In late 1961 I met the woman who was to become my wife, Joy. Her family introduced me to Christian family life and embraced me wholeheartedly. We married in 1965 and Joy became a dominant influence in my life from then.
I had left school in 1955, became an apprentice then matriculated and worked with CSIRO as a biochemist in food preservation. In 1962 I attended Moore Theological College in Sydney for four years. I did not find this easy as the questioning that I had grown up with was actively discouraged. However, I did have the opportunity learn the biblical languages, and study some classical theologians that began to reshape the theological tradition I was being taught.

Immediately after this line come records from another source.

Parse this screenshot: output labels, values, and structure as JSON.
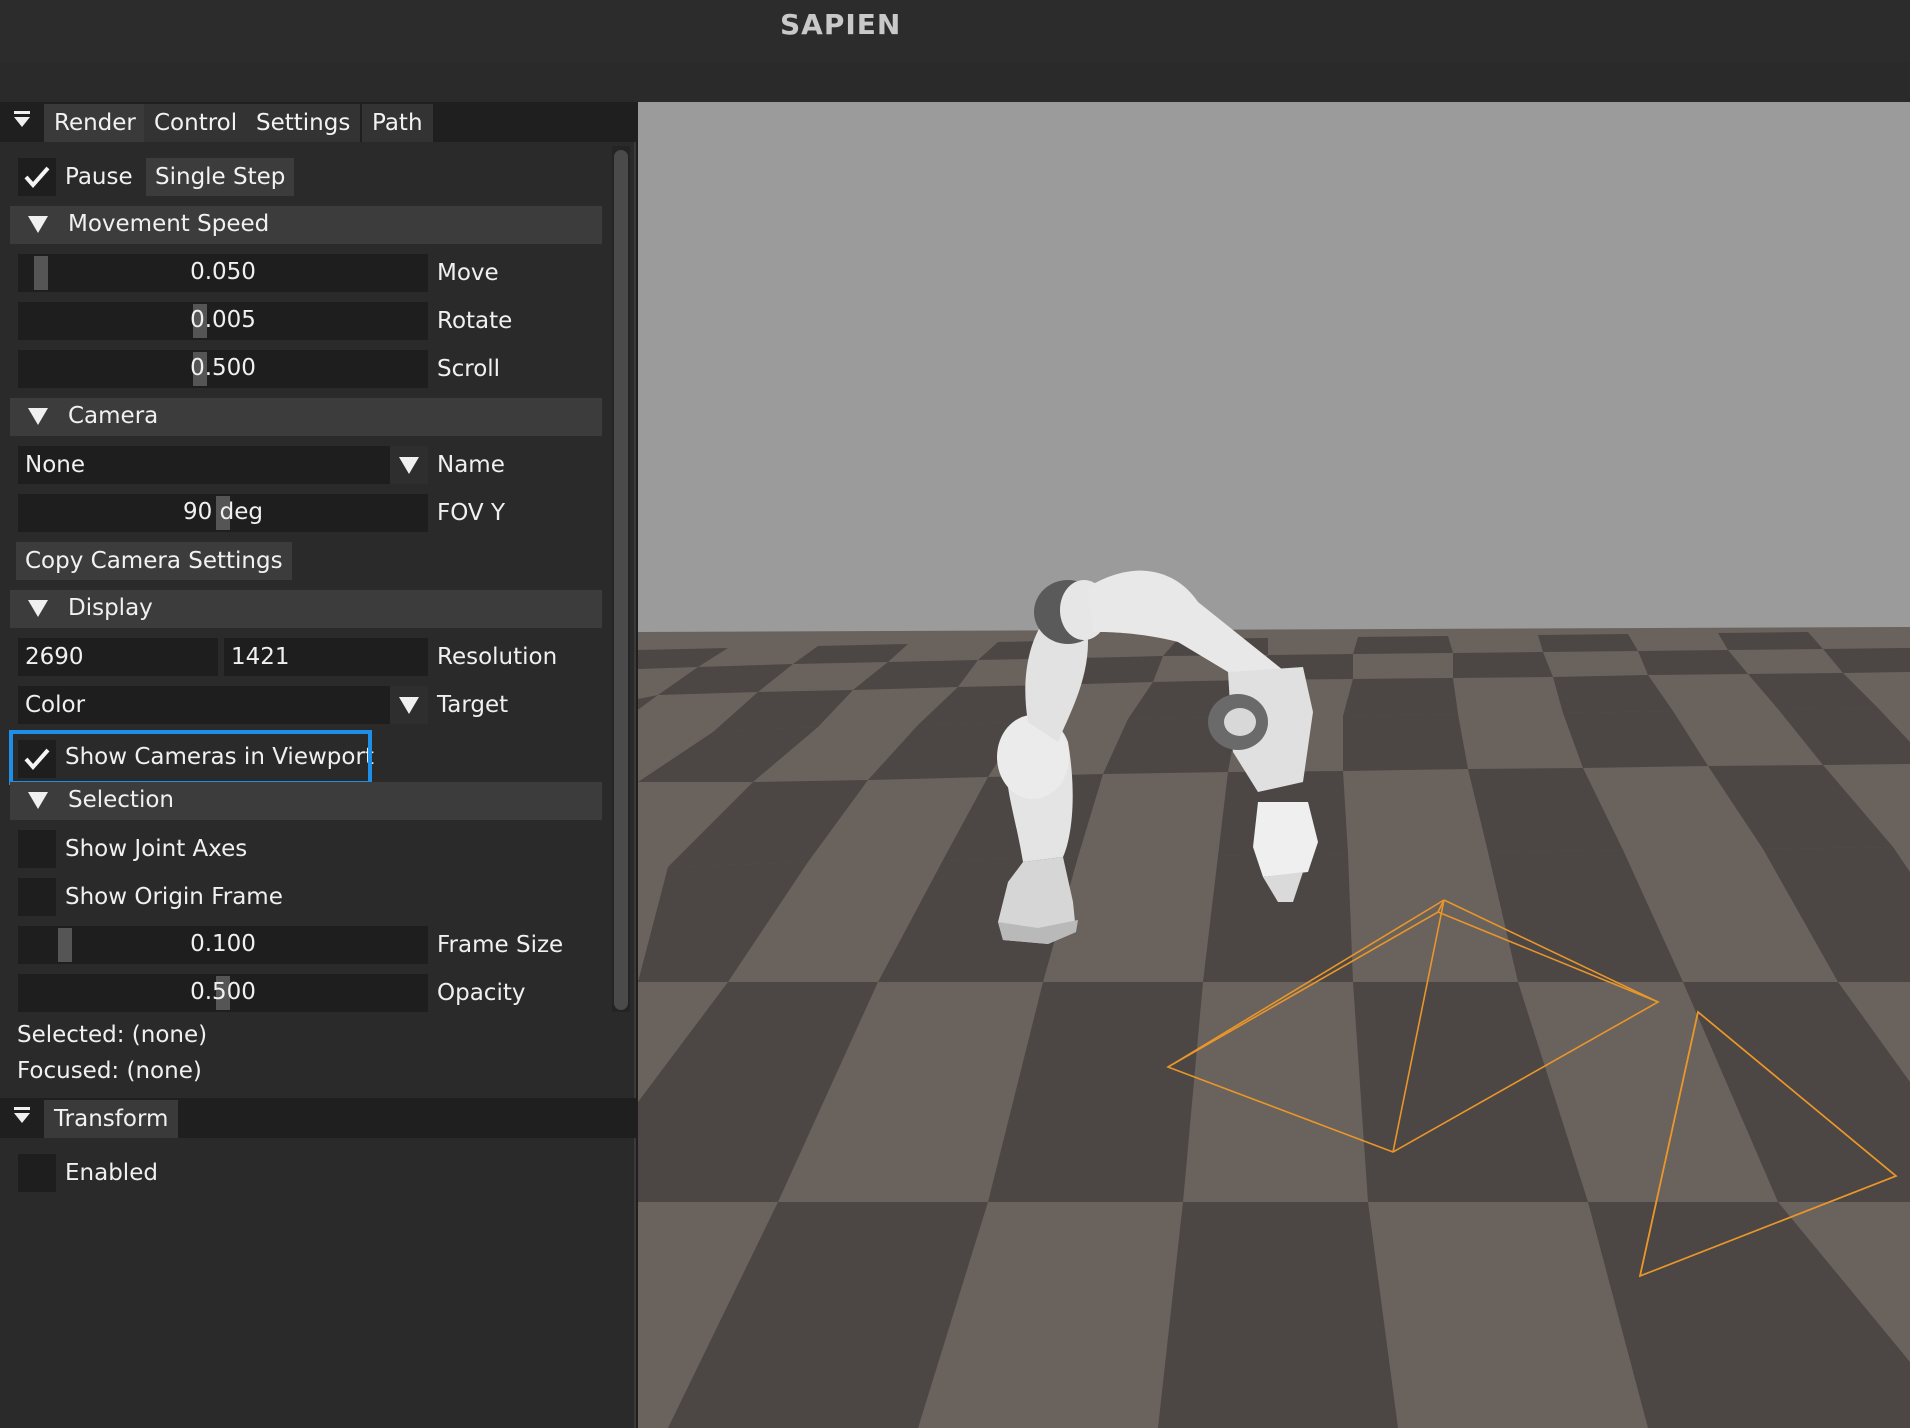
{
  "window": {
    "title": "SAPIEN"
  },
  "tabs": [
    {
      "label": "Render"
    },
    {
      "label": "Control"
    },
    {
      "label": "Settings"
    },
    {
      "label": "Path"
    }
  ],
  "control": {
    "pause_label": "Pause",
    "pause_checked": true,
    "single_step_label": "Single Step",
    "movement": {
      "header": "Movement Speed",
      "move": {
        "value": "0.050",
        "label": "Move",
        "fraction": 0.05
      },
      "rotate": {
        "value": "0.005",
        "label": "Rotate",
        "fraction": 0.45
      },
      "scroll": {
        "value": "0.500",
        "label": "Scroll",
        "fraction": 0.45
      }
    },
    "camera": {
      "header": "Camera",
      "name_value": "None",
      "name_label": "Name",
      "fov_value": "90 deg",
      "fov_label": "FOV Y",
      "copy_label": "Copy Camera Settings"
    },
    "display": {
      "header": "Display",
      "res_width": "2690",
      "res_height": "1421",
      "res_label": "Resolution",
      "target_value": "Color",
      "target_label": "Target",
      "show_cameras_label": "Show Cameras in Viewport",
      "show_cameras_checked": true
    },
    "selection": {
      "header": "Selection",
      "joint_axes_label": "Show Joint Axes",
      "origin_frame_label": "Show Origin Frame",
      "frame_size": {
        "value": "0.100",
        "label": "Frame Size",
        "fraction": 0.1
      },
      "opacity": {
        "value": "0.500",
        "label": "Opacity",
        "fraction": 0.5
      },
      "selected_text": "Selected: (none)",
      "focused_text": "Focused: (none)"
    }
  },
  "transform": {
    "tab_label": "Transform",
    "enabled_label": "Enabled",
    "enabled_checked": false
  },
  "colors": {
    "accent_highlight": "#1f8ee6",
    "camera_frustum": "#e8962a",
    "robot": "#e6e6e6"
  }
}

After curacies in Sydney we went with Church Missionary Society to Kenya. Our years as missionaries taught us the nature of the gospel as cross-cultural and the social and political nature of the gospel. I studied liberation theology and cross cultural ethics throughout this period. Theological education became the quest to interrogate theory with practice and vice versa (very Marxist and troubling for some). Ministry and spiritual life became a similar quest. The contextual nature of theology and Christian life became prominent in my thinking.
On return to Sydney I tried to work out some of these ideas into practice and found help in the long Christian tradition of spirituality interpreted through some modern counselling frameworks.
In 1990 we came to Canberra to be the Director of St Mark's National Theological Centre. It was a period of uncertainty and transition for the Centre after a long period of conflict. Again, I wanted to reflect on education as wisdom, found in the capacity to see how practice and theory might interrogate each other. How could worship, theology, practice and spirituality form a living matrix for wisdom to work the question, What is the context in which the late modern western church lives out its faith and how does that shape us and our responses?
Those questions come with me into the ministry positions I have held and hold. Truthfulness, mercy, justice, peace, reconciliation form some of the the parameters for God's story of the renewal of the world in Christ and through the Spirit. It is a story worth telling in the market place of ideas in our world and inviting others to join in.
In July 2014 my wife Joy died. My spiritual journey with and through grief is a work in progress. It has taught me the value of a loving Christian community in healing and growth.
In personal life I have three grown children, all successful in their chosen professions, and eight grandchildren.